__TASK PROMPT__: Go through the data below and return each line containing the word "JSON".

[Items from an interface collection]
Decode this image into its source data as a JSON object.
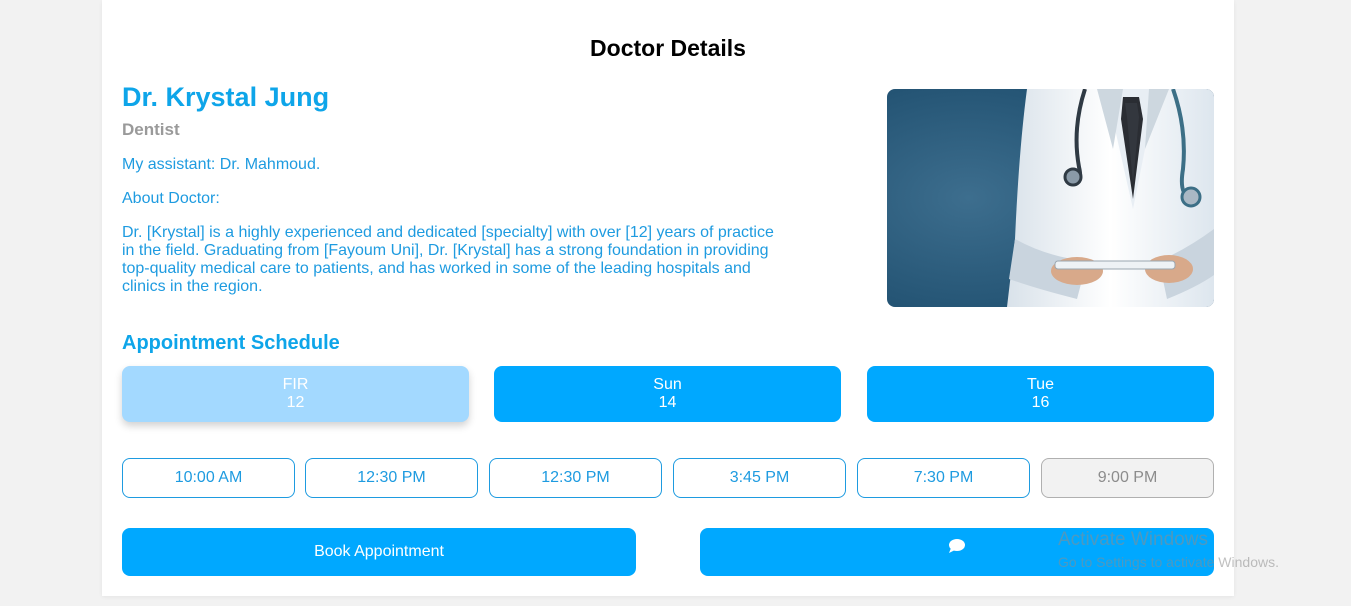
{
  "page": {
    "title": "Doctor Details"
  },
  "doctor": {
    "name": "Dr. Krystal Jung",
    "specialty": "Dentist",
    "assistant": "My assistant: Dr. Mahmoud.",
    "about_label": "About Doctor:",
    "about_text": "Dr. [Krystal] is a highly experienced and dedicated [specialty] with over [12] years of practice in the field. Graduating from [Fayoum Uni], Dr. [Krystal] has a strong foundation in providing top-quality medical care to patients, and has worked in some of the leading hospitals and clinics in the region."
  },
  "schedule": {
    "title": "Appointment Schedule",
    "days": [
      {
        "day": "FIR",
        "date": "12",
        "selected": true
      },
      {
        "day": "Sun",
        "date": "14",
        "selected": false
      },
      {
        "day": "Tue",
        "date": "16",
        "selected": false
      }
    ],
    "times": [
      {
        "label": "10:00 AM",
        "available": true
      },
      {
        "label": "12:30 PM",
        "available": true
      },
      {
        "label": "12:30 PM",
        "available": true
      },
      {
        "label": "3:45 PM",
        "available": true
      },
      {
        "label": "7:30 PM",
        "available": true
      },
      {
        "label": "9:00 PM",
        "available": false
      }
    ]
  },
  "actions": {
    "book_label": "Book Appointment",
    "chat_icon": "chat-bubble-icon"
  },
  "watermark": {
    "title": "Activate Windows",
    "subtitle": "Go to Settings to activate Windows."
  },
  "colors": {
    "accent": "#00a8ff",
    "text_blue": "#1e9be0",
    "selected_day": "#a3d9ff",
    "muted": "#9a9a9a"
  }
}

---

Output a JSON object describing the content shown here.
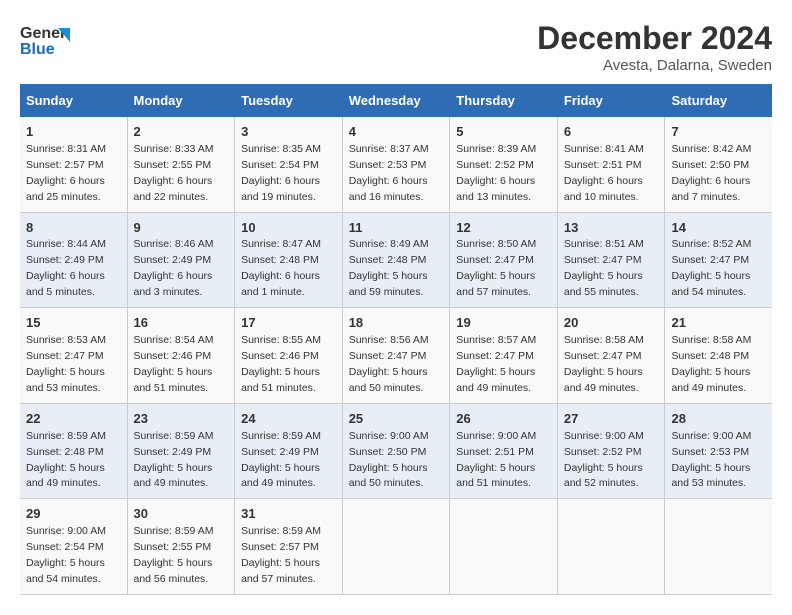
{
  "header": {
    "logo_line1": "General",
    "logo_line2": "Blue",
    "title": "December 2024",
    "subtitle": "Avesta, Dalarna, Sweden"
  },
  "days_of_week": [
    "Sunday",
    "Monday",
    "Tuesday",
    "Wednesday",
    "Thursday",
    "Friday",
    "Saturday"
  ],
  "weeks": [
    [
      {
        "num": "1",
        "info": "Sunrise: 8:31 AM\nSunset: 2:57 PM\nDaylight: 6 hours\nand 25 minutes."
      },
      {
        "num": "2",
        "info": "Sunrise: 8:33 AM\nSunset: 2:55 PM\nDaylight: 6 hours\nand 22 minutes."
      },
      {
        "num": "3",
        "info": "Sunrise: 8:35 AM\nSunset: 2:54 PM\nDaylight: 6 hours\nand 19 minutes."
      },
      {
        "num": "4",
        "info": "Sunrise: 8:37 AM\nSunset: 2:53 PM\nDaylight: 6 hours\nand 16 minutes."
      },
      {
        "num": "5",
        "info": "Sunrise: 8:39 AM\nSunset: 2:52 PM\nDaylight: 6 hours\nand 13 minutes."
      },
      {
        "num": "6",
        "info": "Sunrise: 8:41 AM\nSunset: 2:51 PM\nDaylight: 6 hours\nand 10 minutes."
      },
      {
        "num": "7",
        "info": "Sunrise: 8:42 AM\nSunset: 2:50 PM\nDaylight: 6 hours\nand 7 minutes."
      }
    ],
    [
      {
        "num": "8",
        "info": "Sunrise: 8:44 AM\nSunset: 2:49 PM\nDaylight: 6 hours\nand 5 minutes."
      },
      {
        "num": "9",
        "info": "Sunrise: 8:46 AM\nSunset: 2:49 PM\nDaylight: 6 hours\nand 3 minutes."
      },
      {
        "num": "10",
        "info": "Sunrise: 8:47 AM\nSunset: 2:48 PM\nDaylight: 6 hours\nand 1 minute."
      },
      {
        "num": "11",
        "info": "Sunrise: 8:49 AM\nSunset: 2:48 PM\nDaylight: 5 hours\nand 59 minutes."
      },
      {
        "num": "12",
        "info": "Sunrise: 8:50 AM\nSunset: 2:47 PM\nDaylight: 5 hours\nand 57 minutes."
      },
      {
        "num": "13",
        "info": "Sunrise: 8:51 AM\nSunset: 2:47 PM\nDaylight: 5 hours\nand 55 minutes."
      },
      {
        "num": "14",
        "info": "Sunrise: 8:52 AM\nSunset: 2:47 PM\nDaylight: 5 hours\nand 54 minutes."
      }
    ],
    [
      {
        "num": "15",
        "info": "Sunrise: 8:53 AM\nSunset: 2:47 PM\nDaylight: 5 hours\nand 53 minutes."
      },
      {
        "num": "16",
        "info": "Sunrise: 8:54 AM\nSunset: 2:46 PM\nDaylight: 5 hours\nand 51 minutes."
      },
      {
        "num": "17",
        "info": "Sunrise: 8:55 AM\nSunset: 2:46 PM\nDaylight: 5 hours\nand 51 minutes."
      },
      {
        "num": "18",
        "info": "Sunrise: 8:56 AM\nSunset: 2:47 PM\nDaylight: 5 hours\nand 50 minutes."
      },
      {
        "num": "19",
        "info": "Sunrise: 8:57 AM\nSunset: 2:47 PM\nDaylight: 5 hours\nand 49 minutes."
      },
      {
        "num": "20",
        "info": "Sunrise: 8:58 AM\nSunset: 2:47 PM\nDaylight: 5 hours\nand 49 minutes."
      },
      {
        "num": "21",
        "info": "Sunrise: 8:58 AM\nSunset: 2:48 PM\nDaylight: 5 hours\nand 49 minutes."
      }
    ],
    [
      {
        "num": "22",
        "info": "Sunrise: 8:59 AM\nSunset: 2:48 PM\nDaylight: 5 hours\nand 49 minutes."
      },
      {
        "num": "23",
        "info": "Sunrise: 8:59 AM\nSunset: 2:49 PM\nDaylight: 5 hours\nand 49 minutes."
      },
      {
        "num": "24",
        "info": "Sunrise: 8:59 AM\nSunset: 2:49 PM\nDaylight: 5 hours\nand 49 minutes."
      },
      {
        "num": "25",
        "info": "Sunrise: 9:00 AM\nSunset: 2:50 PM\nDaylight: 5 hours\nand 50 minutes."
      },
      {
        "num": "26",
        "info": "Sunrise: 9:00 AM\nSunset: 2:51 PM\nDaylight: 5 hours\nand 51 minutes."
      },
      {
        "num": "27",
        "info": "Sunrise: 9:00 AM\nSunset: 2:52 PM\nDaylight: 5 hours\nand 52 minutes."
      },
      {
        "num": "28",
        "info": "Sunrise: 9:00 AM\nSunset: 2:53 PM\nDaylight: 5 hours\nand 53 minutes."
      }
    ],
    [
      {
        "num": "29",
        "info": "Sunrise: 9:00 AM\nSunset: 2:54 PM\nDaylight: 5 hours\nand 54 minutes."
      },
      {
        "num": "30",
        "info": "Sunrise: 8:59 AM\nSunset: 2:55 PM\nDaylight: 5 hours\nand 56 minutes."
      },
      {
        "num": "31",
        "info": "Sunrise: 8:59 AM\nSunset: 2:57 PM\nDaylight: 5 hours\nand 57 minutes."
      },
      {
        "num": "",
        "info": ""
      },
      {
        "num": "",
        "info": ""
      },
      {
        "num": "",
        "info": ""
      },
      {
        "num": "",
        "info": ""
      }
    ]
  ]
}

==

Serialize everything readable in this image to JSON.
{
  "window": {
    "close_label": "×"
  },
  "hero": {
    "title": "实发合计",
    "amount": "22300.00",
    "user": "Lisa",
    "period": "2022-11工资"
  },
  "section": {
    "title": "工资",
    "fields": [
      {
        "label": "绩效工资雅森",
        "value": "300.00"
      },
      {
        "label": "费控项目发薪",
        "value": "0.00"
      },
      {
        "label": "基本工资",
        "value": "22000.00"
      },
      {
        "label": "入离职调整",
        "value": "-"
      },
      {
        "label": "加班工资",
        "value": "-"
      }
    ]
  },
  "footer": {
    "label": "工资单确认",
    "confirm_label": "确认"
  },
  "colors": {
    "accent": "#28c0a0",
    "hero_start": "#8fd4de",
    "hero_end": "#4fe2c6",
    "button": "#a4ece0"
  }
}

__WRITTEN SOLUTION__:
Decode this image into its source data as a JSON object.
Output a JSON object describing the content shown here.
Serialize everything readable in this image to JSON.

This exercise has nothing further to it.